    It sounds as though you don't actually rename your images at all, but rather just keep the original names.  I don't like to do this because after deletions, it creates gaps in my sequence, and I also end up with multiple images with the same name.  I like for each image to have its own unique identifier by name.

    Yes I just keep original names. I do that because I am adamant about backing up before letting any images management application have its way with my images. That means no matter what catastrophe happens I can always manually find DSC7832.NEF or manually find the 110615_Jones_Wed Project.

     

    It is decidedly not elegant, and it does mean that more than one unique DSC7832.NEF exists, but that does not bother me, and it is bombproof. If I ever need a global search for DSC7832.NEF it is easy enough for me to discern which one I want. Hopefully I never do need such a global search - - but I have needed to in the past...

     

    -Allen

  • macorin Level 1 Level 1 (30 points)
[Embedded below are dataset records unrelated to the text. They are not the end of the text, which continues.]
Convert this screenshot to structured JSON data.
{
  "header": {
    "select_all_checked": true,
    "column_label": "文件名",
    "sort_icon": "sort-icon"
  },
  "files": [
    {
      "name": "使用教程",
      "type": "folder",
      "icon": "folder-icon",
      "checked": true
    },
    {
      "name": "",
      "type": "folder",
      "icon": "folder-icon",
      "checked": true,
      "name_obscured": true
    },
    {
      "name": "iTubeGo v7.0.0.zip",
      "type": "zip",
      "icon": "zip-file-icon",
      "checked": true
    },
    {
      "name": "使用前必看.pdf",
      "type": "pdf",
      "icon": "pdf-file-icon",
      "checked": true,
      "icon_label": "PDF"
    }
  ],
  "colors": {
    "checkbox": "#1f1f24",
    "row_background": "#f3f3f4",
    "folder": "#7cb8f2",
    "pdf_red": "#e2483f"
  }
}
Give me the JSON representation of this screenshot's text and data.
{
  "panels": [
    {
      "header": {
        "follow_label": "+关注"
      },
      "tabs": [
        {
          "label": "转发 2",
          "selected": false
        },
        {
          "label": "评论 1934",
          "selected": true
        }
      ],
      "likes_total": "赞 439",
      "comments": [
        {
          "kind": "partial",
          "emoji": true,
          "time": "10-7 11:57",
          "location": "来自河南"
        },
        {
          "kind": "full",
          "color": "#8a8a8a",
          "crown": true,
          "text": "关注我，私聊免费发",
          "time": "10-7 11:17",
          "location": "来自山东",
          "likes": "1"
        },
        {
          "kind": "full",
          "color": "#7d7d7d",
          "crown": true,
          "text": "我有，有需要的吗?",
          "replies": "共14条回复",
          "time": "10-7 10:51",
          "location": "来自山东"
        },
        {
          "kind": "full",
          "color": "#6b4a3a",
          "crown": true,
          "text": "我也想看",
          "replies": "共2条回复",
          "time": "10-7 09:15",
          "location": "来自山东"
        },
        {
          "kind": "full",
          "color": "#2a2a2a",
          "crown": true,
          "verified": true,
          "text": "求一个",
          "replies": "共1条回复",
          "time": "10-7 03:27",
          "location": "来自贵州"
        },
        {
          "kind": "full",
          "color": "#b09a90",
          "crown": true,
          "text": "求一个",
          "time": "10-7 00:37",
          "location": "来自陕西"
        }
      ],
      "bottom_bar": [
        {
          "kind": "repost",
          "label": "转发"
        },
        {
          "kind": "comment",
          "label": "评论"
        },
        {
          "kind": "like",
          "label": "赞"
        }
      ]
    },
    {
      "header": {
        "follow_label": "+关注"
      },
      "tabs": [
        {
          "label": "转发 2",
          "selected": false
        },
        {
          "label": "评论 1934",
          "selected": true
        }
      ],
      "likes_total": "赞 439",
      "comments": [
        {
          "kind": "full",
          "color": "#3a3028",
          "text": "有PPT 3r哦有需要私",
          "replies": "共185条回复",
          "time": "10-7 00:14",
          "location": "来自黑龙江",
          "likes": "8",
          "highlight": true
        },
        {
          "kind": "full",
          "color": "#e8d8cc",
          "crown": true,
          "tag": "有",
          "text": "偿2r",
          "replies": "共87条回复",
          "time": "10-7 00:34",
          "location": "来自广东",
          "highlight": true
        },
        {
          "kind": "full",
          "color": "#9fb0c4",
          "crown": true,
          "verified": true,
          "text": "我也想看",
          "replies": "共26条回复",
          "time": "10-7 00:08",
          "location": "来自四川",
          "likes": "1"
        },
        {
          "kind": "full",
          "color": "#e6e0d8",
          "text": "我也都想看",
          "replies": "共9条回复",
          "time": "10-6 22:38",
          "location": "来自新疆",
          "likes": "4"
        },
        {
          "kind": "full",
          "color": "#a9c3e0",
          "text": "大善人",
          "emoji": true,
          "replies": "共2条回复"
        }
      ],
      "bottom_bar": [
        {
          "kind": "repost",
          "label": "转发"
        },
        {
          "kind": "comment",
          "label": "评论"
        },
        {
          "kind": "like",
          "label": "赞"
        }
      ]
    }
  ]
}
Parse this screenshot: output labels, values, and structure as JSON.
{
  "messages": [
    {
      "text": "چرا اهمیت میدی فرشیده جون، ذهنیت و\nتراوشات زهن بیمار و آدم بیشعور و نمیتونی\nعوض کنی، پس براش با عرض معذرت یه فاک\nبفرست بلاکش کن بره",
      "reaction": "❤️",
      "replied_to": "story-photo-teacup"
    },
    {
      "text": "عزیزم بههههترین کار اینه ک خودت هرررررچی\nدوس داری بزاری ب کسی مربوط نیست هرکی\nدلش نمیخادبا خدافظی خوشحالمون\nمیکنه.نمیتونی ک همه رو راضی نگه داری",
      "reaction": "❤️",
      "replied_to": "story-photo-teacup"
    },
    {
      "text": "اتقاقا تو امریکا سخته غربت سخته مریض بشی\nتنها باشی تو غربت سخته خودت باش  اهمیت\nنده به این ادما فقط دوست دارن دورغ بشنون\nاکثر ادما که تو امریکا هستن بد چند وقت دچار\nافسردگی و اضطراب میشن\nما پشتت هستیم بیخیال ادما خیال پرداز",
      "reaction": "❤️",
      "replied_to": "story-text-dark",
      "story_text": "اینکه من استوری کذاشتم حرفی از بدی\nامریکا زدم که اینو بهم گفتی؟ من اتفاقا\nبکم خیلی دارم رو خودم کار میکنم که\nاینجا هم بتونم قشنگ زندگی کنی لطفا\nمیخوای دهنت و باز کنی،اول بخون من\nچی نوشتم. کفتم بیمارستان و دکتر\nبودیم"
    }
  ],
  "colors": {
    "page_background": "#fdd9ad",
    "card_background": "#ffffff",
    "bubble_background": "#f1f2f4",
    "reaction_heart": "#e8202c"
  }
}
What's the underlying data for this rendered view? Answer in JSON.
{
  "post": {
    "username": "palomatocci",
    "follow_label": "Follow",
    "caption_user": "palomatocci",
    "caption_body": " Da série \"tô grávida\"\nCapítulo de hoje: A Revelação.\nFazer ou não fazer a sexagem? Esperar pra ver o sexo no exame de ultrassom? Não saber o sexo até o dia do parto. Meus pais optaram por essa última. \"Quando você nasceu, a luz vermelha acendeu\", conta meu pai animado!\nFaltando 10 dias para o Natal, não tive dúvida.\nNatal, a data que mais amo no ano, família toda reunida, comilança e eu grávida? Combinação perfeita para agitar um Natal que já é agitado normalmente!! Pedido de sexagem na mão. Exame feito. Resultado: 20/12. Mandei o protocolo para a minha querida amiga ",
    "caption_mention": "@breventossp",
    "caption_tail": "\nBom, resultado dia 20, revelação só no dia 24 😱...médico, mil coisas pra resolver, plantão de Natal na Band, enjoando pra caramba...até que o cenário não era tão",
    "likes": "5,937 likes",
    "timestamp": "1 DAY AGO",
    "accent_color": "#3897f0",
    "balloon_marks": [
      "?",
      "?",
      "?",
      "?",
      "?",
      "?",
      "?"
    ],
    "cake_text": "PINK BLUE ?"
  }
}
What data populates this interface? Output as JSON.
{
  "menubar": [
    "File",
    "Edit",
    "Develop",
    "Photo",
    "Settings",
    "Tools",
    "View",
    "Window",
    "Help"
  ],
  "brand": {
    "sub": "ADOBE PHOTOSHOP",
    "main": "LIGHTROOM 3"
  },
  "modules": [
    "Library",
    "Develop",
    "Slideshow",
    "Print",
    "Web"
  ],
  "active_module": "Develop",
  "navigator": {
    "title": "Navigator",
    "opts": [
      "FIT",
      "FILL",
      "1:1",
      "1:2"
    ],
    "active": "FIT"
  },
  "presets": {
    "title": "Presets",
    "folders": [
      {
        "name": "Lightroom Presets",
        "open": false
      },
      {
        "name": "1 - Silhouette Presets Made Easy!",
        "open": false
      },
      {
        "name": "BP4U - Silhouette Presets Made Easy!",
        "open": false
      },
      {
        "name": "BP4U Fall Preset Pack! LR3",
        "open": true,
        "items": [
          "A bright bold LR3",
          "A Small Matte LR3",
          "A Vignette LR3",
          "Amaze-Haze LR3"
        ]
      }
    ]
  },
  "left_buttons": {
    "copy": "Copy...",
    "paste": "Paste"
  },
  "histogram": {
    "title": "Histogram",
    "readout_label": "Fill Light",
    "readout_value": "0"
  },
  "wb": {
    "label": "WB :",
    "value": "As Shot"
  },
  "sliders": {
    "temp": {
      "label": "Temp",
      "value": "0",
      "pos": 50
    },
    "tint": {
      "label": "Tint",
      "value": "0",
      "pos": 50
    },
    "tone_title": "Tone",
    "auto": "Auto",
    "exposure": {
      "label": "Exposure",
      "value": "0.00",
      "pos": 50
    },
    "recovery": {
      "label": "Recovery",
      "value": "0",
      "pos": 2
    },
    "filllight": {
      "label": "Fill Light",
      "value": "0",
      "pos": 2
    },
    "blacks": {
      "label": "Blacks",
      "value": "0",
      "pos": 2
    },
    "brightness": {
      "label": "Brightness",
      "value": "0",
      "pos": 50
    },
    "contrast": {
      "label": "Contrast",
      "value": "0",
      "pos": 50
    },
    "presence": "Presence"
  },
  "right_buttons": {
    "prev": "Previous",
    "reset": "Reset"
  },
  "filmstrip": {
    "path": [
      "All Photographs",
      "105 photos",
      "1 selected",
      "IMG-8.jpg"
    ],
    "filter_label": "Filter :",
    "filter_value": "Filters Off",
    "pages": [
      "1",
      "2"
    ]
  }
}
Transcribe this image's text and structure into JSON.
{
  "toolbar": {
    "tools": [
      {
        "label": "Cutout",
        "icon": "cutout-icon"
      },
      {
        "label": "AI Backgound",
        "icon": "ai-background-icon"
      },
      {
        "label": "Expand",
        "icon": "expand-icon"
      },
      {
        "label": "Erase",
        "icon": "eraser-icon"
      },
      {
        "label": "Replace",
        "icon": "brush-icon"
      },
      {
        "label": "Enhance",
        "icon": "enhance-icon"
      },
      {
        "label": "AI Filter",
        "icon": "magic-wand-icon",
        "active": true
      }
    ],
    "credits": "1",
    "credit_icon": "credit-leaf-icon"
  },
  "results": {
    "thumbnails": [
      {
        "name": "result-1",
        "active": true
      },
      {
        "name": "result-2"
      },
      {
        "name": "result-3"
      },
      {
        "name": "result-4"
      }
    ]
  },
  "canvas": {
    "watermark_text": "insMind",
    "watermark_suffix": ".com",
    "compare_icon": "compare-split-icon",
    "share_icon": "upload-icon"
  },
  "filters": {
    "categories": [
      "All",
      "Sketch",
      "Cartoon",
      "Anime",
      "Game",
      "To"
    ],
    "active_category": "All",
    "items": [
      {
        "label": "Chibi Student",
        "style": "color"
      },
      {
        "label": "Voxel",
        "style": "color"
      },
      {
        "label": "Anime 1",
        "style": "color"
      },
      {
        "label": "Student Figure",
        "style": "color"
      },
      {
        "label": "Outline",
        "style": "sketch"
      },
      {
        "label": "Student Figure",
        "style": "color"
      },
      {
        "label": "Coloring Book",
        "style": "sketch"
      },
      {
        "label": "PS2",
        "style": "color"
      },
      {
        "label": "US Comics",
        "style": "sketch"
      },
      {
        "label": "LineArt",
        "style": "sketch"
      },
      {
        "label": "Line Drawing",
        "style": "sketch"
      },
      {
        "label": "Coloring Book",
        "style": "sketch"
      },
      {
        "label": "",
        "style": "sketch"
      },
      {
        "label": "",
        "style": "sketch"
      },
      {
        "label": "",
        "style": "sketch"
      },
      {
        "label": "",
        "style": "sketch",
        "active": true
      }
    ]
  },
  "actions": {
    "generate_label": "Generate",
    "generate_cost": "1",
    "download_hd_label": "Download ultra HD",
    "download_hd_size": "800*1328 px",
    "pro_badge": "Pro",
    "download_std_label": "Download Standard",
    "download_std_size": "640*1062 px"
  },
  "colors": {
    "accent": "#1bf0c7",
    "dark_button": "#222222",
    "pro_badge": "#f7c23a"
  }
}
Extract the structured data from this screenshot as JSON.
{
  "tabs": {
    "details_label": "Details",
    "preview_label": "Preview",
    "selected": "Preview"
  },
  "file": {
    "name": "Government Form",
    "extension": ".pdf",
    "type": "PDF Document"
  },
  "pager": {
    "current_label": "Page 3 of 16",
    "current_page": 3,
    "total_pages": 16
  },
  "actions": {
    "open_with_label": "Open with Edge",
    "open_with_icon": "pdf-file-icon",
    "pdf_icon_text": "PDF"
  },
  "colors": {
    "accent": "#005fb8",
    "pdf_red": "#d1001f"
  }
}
    Allen,

     

    Regarding your naming system, how would you even begin to know to look for a DSC7832.NEF?  I mean, on its own, it has no real descriptive character, so what would prompt a search for that file name?

     

    When it comes to describing my level of involvement with photography, I'd say that I'm more of the prosumer.  That said, I still like to manage things very tightly.  As an avid hobbyist, I am constantly taking photos and having Aperture manage them.  At this point, it wouldn't matter if iPhoto did, because Aperture has the new unified library.  In any case, I've been asking about how you manage your projects because there are times where it just doesn't seem to make sense to me to create separate projects on a per day basis.  For example, there are times when I go on vacation and take less than 400 total photos.  I could create separate projects for the 6 days that I was away, but that leaves me with as little as 1 photo in a given project at times.  Also, it just seems more natural to treat the entire trip as one single project.

     

    I've been back and forth with this, and while I know there isn't any best answer, or true way to do it, I felt that asking around and getting input would help me with my own organizational strategy.

     

    I had a separate question for you relating to how you manage your albums.  Do you create them from within projects, leaving them as a sub album of those projects, or do you create them in the album level at the top level of Aperture?  It would be a nice addition if Aperture allowed you to view all of your albums under one tab, like they allow with projects.

     

    My latest attempt at organization strategy has been to create folders based on year where all of my projects reside.  I go with one project per day, unless the event was a multi-day event (such as a vacation...).  In that case, I create a single project with all of the photos from the event, and name the project 120512-18_Portugal.  I then create albums that reside within the project that separate each day of the trip (event) and name them appropriately based on what we did that day.  All of my other projects that are single day projects are named, for example 120519_Beach, where I don't use the dash to signify the span of days.

     

    Currently this seems to work best for me, although it may not be elegant either.  I'm certainly not crazy about having many projects separated by day that have as little as 5 photos or less in them.  There are periods of time where I might take a single photo per day and when I separate my projects by day, the projects really start to add up.

     

    In any case, I thought I'd mention how I do things, because while there may not be a right way to do things, there certainly could be things that you should avoid, and I'd like to avoid them.  This has been a good discussion, so thanks.

     

    Mac